[Collected data entries]
Content starts

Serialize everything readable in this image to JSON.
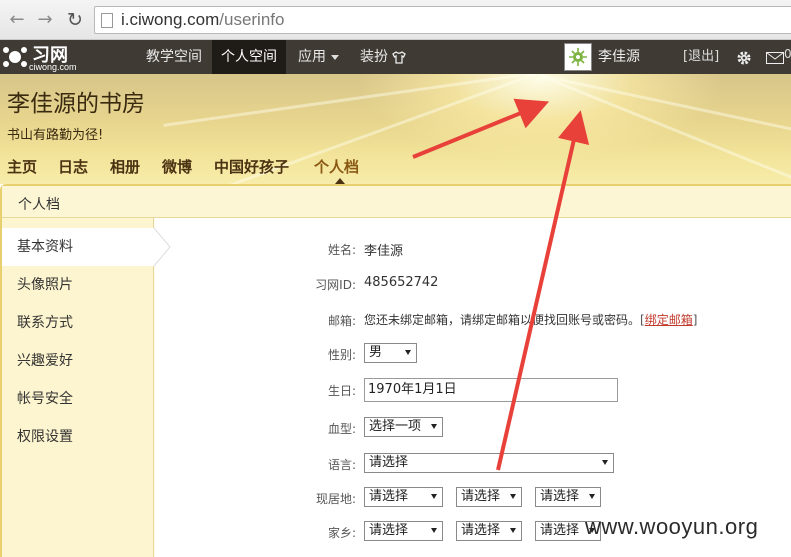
{
  "browser": {
    "url_host": "i.ciwong.com",
    "url_path": "/userinfo"
  },
  "site_nav": {
    "logo_name": "习网",
    "logo_domain": "ciwong.com",
    "items": [
      {
        "label": "教学空间"
      },
      {
        "label": "个人空间"
      },
      {
        "label": "应用"
      },
      {
        "label": "装扮"
      }
    ],
    "user_name": "李佳源",
    "logout": "[退出]",
    "mail_count": "0"
  },
  "banner": {
    "title": "李佳源的书房",
    "motto": "书山有路勤为径!",
    "tabs": [
      {
        "label": "主页"
      },
      {
        "label": "日志"
      },
      {
        "label": "相册"
      },
      {
        "label": "微博"
      },
      {
        "label": "中国好孩子"
      },
      {
        "label": "个人档"
      }
    ]
  },
  "section_title": "个人档",
  "left_menu": [
    {
      "label": "基本资料"
    },
    {
      "label": "头像照片"
    },
    {
      "label": "联系方式"
    },
    {
      "label": "兴趣爱好"
    },
    {
      "label": "帐号安全"
    },
    {
      "label": "权限设置"
    }
  ],
  "form": {
    "name_label": "姓名:",
    "name_value": "李佳源",
    "id_label": "习网ID:",
    "id_value": "485652742",
    "email_label": "邮箱:",
    "email_text": "您还未绑定邮箱，请绑定邮箱以便找回账号或密码。",
    "email_bracket_open": "[",
    "email_link": "绑定邮箱",
    "email_bracket_close": "]",
    "gender_label": "性别:",
    "gender_value": "男",
    "birthday_label": "生日:",
    "birthday_value": "1970年1月1日",
    "blood_label": "血型:",
    "blood_value": "选择一项",
    "language_label": "语言:",
    "language_value": "请选择",
    "residence_label": "现居地:",
    "residence_values": [
      "请选择",
      "请选择",
      "请选择"
    ],
    "hometown_label": "家乡:",
    "hometown_values": [
      "请选择",
      "请选择",
      "请选择"
    ]
  },
  "watermark": "www.wooyun.org",
  "colors": {
    "site_nav_bg": "#3f3a33",
    "accent_link": "#c0392b",
    "annotation_arrow": "#e8413a"
  }
}
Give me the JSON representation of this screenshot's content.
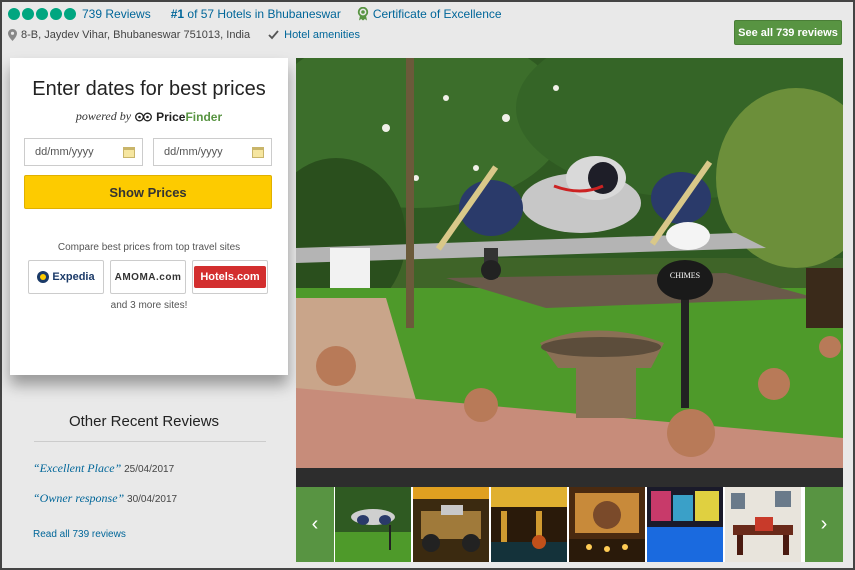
{
  "header": {
    "rating_bubbles": 5,
    "reviews_count": "739 Reviews",
    "rank_prefix": "#1",
    "rank_suffix": " of 57 Hotels in Bhubaneswar",
    "certificate": "Certificate of Excellence",
    "address": "8-B, Jaydev Vihar, Bhubaneswar 751013, India",
    "amenities": "Hotel amenities",
    "see_all_button": "See all 739 reviews"
  },
  "price_panel": {
    "title": "Enter dates for best prices",
    "powered_by": "powered by",
    "brand_a": "Price",
    "brand_b": "Finder",
    "checkin_placeholder": "dd/mm/yyyy",
    "checkout_placeholder": "dd/mm/yyyy",
    "show_prices": "Show Prices",
    "compare_text": "Compare best prices from top travel sites",
    "partners": [
      "Expedia",
      "AMOMA.com",
      "Hotels.com"
    ],
    "more_sites": "and 3 more sites!"
  },
  "other_reviews": {
    "title": "Other Recent Reviews",
    "items": [
      {
        "quote": "“Excellent Place”",
        "date": "25/04/2017"
      },
      {
        "quote": "“Owner response”",
        "date": "30/04/2017"
      }
    ],
    "read_all": "Read all 739 reviews"
  },
  "gallery": {
    "main_sign": "CHIMES",
    "prev_icon": "‹",
    "next_icon": "›"
  },
  "colors": {
    "accent_green": "#589442",
    "bubble_green": "#00a680",
    "link_blue": "#069",
    "cta_yellow": "#fdcb00"
  }
}
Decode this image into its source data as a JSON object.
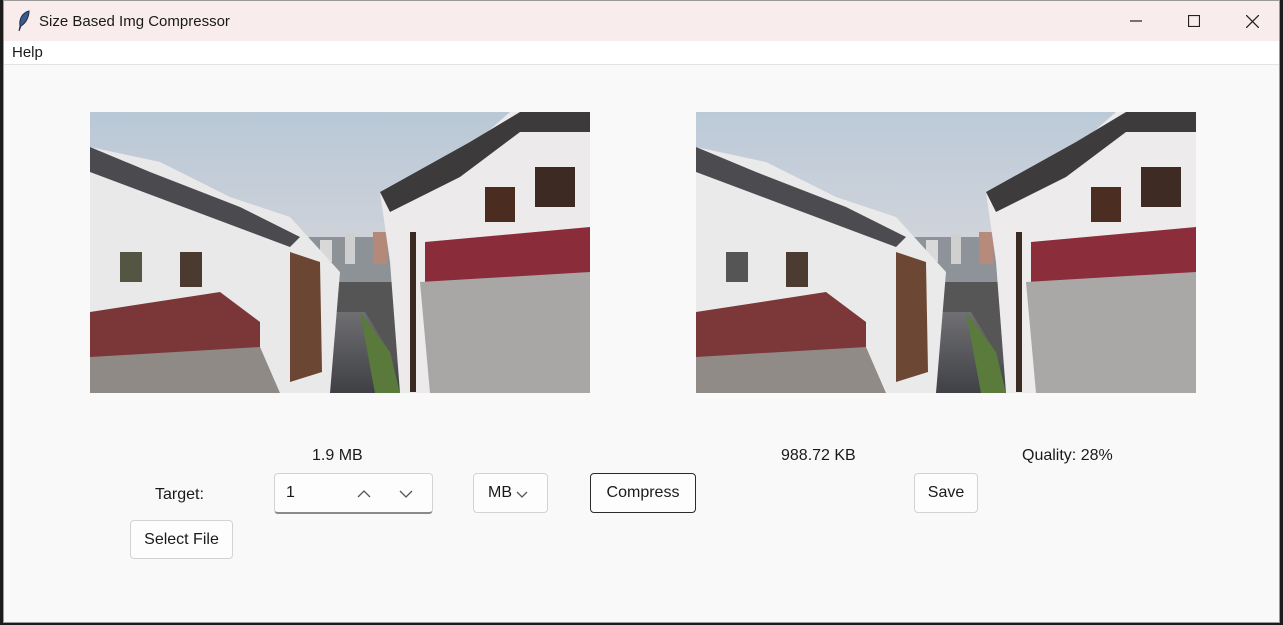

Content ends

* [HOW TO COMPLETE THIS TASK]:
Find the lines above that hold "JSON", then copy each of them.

* [REPLY TO THE TASK]:
Serialize everything readable in this image to JSON.
Give me the JSON representation of this screenshot's content.
Decode this image into its source data as a JSON object.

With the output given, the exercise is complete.